> What needs to be done
Everything in the data should be repeated exactly, save for the images.

Information provided Block Start

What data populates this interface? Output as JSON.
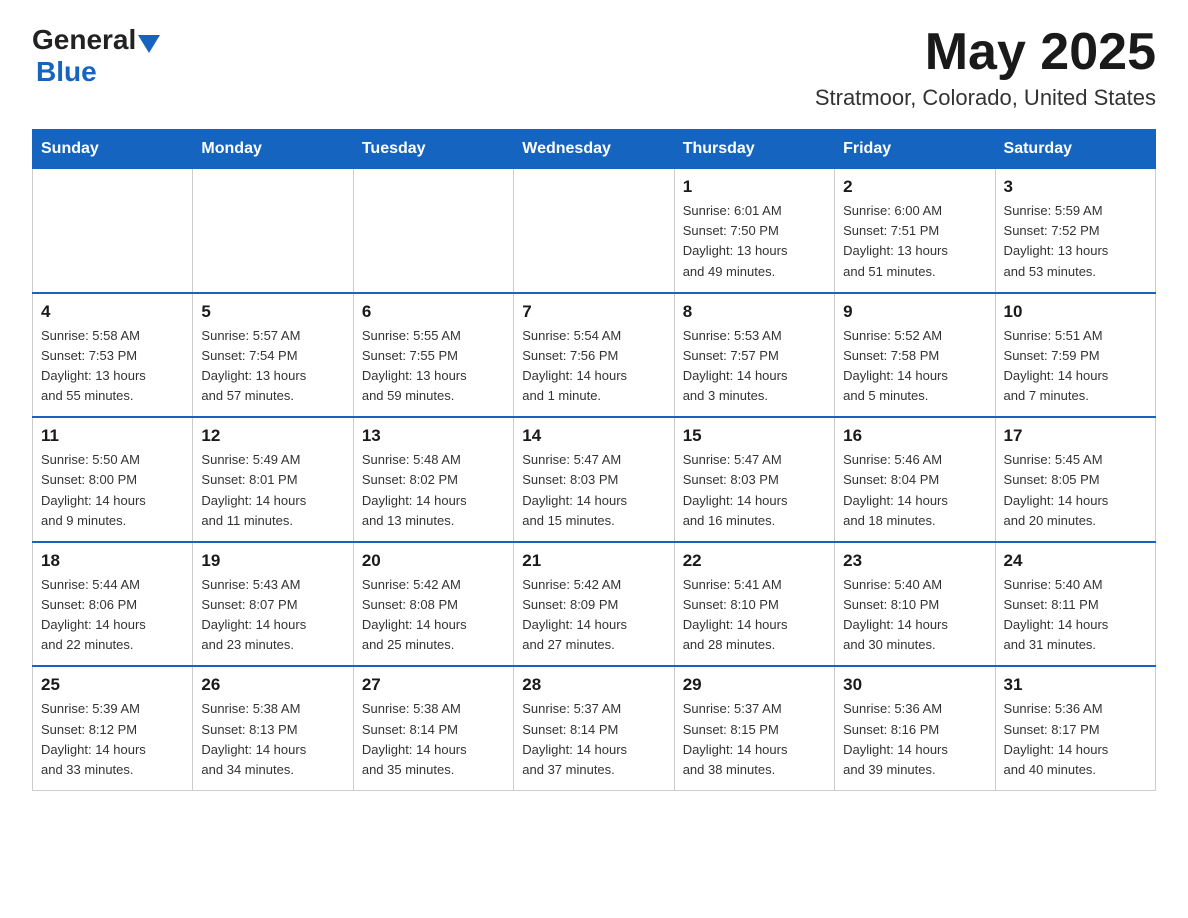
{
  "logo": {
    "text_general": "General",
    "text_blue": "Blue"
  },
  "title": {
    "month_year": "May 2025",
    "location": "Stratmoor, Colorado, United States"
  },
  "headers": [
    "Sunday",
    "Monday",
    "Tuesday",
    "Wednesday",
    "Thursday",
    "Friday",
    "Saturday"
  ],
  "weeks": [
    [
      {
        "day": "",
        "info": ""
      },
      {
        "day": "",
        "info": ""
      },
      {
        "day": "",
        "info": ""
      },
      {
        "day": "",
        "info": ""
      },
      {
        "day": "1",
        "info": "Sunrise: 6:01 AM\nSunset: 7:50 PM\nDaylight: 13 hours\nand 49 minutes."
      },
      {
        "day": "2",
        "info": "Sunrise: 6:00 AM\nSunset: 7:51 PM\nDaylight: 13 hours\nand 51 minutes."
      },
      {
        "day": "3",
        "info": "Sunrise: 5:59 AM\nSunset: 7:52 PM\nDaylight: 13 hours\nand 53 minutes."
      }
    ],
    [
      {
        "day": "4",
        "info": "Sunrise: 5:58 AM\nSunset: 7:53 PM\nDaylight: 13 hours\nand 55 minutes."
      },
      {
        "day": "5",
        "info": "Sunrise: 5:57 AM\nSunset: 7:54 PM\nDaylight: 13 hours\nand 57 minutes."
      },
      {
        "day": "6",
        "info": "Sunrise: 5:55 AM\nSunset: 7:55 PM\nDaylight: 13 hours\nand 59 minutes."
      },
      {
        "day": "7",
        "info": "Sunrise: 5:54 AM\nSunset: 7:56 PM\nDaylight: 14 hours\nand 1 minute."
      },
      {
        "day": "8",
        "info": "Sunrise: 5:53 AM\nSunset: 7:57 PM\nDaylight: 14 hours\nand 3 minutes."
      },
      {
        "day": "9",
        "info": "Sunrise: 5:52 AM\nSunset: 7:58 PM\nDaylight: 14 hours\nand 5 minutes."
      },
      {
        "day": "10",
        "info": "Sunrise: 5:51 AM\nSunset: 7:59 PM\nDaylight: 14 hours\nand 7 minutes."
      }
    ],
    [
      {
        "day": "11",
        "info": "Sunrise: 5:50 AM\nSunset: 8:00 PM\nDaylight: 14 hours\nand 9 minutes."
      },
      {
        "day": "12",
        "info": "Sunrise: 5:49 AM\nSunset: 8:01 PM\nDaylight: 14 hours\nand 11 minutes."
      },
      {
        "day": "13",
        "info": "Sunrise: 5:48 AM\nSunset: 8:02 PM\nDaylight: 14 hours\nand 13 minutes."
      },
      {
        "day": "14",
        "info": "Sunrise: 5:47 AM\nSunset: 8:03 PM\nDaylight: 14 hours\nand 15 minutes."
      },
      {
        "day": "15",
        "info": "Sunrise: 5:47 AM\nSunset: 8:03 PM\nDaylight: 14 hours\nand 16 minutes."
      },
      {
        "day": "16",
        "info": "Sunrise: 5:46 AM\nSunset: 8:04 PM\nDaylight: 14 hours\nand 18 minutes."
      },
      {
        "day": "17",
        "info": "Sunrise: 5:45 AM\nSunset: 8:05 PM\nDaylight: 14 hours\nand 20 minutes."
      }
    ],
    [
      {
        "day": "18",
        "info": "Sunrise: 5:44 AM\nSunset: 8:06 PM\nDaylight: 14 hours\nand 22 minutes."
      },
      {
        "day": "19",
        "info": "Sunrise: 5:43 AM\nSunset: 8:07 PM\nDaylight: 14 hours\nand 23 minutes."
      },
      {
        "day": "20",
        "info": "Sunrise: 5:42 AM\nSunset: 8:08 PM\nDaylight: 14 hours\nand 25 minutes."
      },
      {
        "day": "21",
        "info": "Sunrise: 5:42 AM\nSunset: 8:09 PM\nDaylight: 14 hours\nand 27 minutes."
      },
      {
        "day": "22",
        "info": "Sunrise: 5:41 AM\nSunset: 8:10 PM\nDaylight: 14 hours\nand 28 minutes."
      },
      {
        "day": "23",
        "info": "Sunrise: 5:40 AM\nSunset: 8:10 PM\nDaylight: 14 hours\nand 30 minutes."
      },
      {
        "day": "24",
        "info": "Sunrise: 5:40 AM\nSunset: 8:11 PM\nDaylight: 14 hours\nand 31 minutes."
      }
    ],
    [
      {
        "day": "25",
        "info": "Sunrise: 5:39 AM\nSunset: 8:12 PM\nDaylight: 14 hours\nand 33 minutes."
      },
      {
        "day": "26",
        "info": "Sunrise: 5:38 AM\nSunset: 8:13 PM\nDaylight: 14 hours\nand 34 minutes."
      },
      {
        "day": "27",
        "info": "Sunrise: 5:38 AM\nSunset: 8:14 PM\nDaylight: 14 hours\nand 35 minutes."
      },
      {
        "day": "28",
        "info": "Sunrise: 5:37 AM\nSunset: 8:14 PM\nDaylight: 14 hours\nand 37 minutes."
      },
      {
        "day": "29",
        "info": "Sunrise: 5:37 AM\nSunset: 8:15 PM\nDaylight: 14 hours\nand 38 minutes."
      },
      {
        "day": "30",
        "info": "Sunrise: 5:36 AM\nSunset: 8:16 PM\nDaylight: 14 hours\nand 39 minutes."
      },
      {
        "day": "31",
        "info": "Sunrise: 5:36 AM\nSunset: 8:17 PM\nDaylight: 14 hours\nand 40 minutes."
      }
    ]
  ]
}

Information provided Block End

> Response area
What data populates this interface? Output as JSON.
{
  "logo": {
    "text_general": "General",
    "text_blue": "Blue"
  },
  "title": {
    "month_year": "May 2025",
    "location": "Stratmoor, Colorado, United States"
  },
  "headers": [
    "Sunday",
    "Monday",
    "Tuesday",
    "Wednesday",
    "Thursday",
    "Friday",
    "Saturday"
  ],
  "weeks": [
    [
      {
        "day": "",
        "info": ""
      },
      {
        "day": "",
        "info": ""
      },
      {
        "day": "",
        "info": ""
      },
      {
        "day": "",
        "info": ""
      },
      {
        "day": "1",
        "info": "Sunrise: 6:01 AM\nSunset: 7:50 PM\nDaylight: 13 hours\nand 49 minutes."
      },
      {
        "day": "2",
        "info": "Sunrise: 6:00 AM\nSunset: 7:51 PM\nDaylight: 13 hours\nand 51 minutes."
      },
      {
        "day": "3",
        "info": "Sunrise: 5:59 AM\nSunset: 7:52 PM\nDaylight: 13 hours\nand 53 minutes."
      }
    ],
    [
      {
        "day": "4",
        "info": "Sunrise: 5:58 AM\nSunset: 7:53 PM\nDaylight: 13 hours\nand 55 minutes."
      },
      {
        "day": "5",
        "info": "Sunrise: 5:57 AM\nSunset: 7:54 PM\nDaylight: 13 hours\nand 57 minutes."
      },
      {
        "day": "6",
        "info": "Sunrise: 5:55 AM\nSunset: 7:55 PM\nDaylight: 13 hours\nand 59 minutes."
      },
      {
        "day": "7",
        "info": "Sunrise: 5:54 AM\nSunset: 7:56 PM\nDaylight: 14 hours\nand 1 minute."
      },
      {
        "day": "8",
        "info": "Sunrise: 5:53 AM\nSunset: 7:57 PM\nDaylight: 14 hours\nand 3 minutes."
      },
      {
        "day": "9",
        "info": "Sunrise: 5:52 AM\nSunset: 7:58 PM\nDaylight: 14 hours\nand 5 minutes."
      },
      {
        "day": "10",
        "info": "Sunrise: 5:51 AM\nSunset: 7:59 PM\nDaylight: 14 hours\nand 7 minutes."
      }
    ],
    [
      {
        "day": "11",
        "info": "Sunrise: 5:50 AM\nSunset: 8:00 PM\nDaylight: 14 hours\nand 9 minutes."
      },
      {
        "day": "12",
        "info": "Sunrise: 5:49 AM\nSunset: 8:01 PM\nDaylight: 14 hours\nand 11 minutes."
      },
      {
        "day": "13",
        "info": "Sunrise: 5:48 AM\nSunset: 8:02 PM\nDaylight: 14 hours\nand 13 minutes."
      },
      {
        "day": "14",
        "info": "Sunrise: 5:47 AM\nSunset: 8:03 PM\nDaylight: 14 hours\nand 15 minutes."
      },
      {
        "day": "15",
        "info": "Sunrise: 5:47 AM\nSunset: 8:03 PM\nDaylight: 14 hours\nand 16 minutes."
      },
      {
        "day": "16",
        "info": "Sunrise: 5:46 AM\nSunset: 8:04 PM\nDaylight: 14 hours\nand 18 minutes."
      },
      {
        "day": "17",
        "info": "Sunrise: 5:45 AM\nSunset: 8:05 PM\nDaylight: 14 hours\nand 20 minutes."
      }
    ],
    [
      {
        "day": "18",
        "info": "Sunrise: 5:44 AM\nSunset: 8:06 PM\nDaylight: 14 hours\nand 22 minutes."
      },
      {
        "day": "19",
        "info": "Sunrise: 5:43 AM\nSunset: 8:07 PM\nDaylight: 14 hours\nand 23 minutes."
      },
      {
        "day": "20",
        "info": "Sunrise: 5:42 AM\nSunset: 8:08 PM\nDaylight: 14 hours\nand 25 minutes."
      },
      {
        "day": "21",
        "info": "Sunrise: 5:42 AM\nSunset: 8:09 PM\nDaylight: 14 hours\nand 27 minutes."
      },
      {
        "day": "22",
        "info": "Sunrise: 5:41 AM\nSunset: 8:10 PM\nDaylight: 14 hours\nand 28 minutes."
      },
      {
        "day": "23",
        "info": "Sunrise: 5:40 AM\nSunset: 8:10 PM\nDaylight: 14 hours\nand 30 minutes."
      },
      {
        "day": "24",
        "info": "Sunrise: 5:40 AM\nSunset: 8:11 PM\nDaylight: 14 hours\nand 31 minutes."
      }
    ],
    [
      {
        "day": "25",
        "info": "Sunrise: 5:39 AM\nSunset: 8:12 PM\nDaylight: 14 hours\nand 33 minutes."
      },
      {
        "day": "26",
        "info": "Sunrise: 5:38 AM\nSunset: 8:13 PM\nDaylight: 14 hours\nand 34 minutes."
      },
      {
        "day": "27",
        "info": "Sunrise: 5:38 AM\nSunset: 8:14 PM\nDaylight: 14 hours\nand 35 minutes."
      },
      {
        "day": "28",
        "info": "Sunrise: 5:37 AM\nSunset: 8:14 PM\nDaylight: 14 hours\nand 37 minutes."
      },
      {
        "day": "29",
        "info": "Sunrise: 5:37 AM\nSunset: 8:15 PM\nDaylight: 14 hours\nand 38 minutes."
      },
      {
        "day": "30",
        "info": "Sunrise: 5:36 AM\nSunset: 8:16 PM\nDaylight: 14 hours\nand 39 minutes."
      },
      {
        "day": "31",
        "info": "Sunrise: 5:36 AM\nSunset: 8:17 PM\nDaylight: 14 hours\nand 40 minutes."
      }
    ]
  ]
}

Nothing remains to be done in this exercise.